Alfred d'Épaignes, the Breton
Ranulph 'of Stringston'
The name Beorhtgifu occurs once in Somerset, associated with a small estate at Stringston, between the Quantock hills and the coast. Her holding was very small, with land for only half a plough, assessed at ½ virgate, and worth 5s. in 1066, a typical peasant farm. There are no connections with any other Beorhtgifu elsewhere in England.
There are differences between the record of this holding in GDB and Exon, though they agree that Beorhtgifu’s land had been added since the Conquest to the larger manor at Stringston which belonged TRE to Alwig. GDB says that Beorhtgifu held freely (libere), Exon (371a1) that she held jointly (pariter), the word pariter being interlined as an afterthought. An abbreviated entry elsewhere in Exon (509a5) gives a different assessment and a different holder: ‘½ virgate and two parts of ½ virgate have been added to it [Alwig’s land], which Beorhtmær held jointly (Brismarus pariter) TRE’. Although it is possible that Bristiue was a gross error for Brismarus, or vice versa, such a misreading is not at all likely, and there is a more satisfactory way of reconciling the three statements.

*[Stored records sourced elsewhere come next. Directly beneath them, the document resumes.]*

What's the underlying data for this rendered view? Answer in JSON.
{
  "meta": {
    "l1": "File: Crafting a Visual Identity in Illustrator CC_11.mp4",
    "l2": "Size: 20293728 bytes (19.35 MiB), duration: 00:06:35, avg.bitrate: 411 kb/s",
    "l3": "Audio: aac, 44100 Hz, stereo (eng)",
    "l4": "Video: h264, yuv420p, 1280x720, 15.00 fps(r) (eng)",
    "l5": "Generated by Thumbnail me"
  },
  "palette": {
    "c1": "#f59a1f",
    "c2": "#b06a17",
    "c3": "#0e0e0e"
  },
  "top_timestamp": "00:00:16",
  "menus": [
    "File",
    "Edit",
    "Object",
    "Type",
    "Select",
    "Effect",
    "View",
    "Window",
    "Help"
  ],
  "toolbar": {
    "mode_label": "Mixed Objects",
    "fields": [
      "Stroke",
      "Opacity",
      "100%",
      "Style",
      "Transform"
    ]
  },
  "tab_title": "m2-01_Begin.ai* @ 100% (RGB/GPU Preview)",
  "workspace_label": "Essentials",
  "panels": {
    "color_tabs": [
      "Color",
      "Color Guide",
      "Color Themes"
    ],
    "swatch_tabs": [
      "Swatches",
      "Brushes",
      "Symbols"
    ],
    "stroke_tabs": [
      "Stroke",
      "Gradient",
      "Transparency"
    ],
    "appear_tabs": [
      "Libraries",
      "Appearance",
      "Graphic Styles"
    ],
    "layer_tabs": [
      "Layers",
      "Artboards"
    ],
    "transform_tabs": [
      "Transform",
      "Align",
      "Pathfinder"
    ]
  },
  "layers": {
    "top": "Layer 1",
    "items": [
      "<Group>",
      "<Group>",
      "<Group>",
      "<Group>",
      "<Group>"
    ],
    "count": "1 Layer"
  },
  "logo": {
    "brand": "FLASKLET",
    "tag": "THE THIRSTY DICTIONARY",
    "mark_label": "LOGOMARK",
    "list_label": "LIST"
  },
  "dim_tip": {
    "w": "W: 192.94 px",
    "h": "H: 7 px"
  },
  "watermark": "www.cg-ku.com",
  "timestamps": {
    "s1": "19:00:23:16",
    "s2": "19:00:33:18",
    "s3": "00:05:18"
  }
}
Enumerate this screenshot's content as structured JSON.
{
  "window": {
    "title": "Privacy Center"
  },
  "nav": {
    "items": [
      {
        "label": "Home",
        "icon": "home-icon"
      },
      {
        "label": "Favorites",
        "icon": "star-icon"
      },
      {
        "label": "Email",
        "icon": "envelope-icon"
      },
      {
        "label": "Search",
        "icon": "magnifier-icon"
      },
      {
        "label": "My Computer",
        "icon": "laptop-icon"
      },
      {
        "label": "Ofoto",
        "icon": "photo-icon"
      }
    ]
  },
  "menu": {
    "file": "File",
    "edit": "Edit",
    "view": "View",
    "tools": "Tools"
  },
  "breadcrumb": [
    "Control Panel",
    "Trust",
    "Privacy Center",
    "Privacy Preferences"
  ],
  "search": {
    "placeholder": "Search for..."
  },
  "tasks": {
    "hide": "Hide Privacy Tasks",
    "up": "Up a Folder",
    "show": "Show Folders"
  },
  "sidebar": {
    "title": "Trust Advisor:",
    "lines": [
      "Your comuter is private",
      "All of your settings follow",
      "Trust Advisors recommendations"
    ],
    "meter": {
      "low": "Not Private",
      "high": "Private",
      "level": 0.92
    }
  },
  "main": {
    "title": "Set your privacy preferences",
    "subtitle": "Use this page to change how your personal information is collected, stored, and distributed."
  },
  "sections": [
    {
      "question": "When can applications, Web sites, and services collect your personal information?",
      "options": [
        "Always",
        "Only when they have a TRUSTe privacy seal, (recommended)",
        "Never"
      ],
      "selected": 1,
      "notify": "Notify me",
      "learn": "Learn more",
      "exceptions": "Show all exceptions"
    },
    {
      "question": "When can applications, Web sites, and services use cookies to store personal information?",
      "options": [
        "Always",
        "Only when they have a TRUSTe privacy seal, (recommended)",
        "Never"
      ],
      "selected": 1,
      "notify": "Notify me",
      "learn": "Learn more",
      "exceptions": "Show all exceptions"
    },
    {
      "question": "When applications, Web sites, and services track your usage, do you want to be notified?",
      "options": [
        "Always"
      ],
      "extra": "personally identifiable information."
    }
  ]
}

It starts with the probability that Beorhtgifu and Beorhtmær held jointly with each other (as well as both holding freely), and the further probability that GDB and the main entry in Exon have the assessment correct as ½ virgate. The abbreviated Exon entry might then be corrected to add up to ½ virgate, divided into shares of one third and two thirds. On this reasoning, the tenement in question was ½ virgate held freely and jointly, Beorhtgifu with one third and Beorhtmær two thirds. In those proportions, given that the two holders shared a name-element, we might be tempted to see a widow’s dower and her son’s inheritance.
Stringston was in an area where complex interlocking boundaries and detached parts of parishes suggest that upland grazing had been parcelled out among the lowland settlements at the foot of the Quantocks. The ancient parish of Stringston indeed consisted of four separate parts. The smallest was c. 59 acres located ½ mile south-east of Stringston village, sandwiched between Dodington and Stogursey parishes (VCH Som. VI, 170–1), in the arable lowlands rather than on the Quantocks. It has been suggested that the land in question was the ½ virgate added to Stringston manor between 1066 and 1086 (VCH Som. VI, 173). If so, and if the explanation of the GDB and Exon entries given here is correct, this patch of farmland was Beorhtgifu and Beorhtmær’s ring-fenced farm of half a ploughland.
VCH Som. VI: The Victoria History of the Counties of England: A History of the County of Somerset, VI, ed. R. W. Dunning (London: Oxford University Press for the Institute of Historical Research, 1992)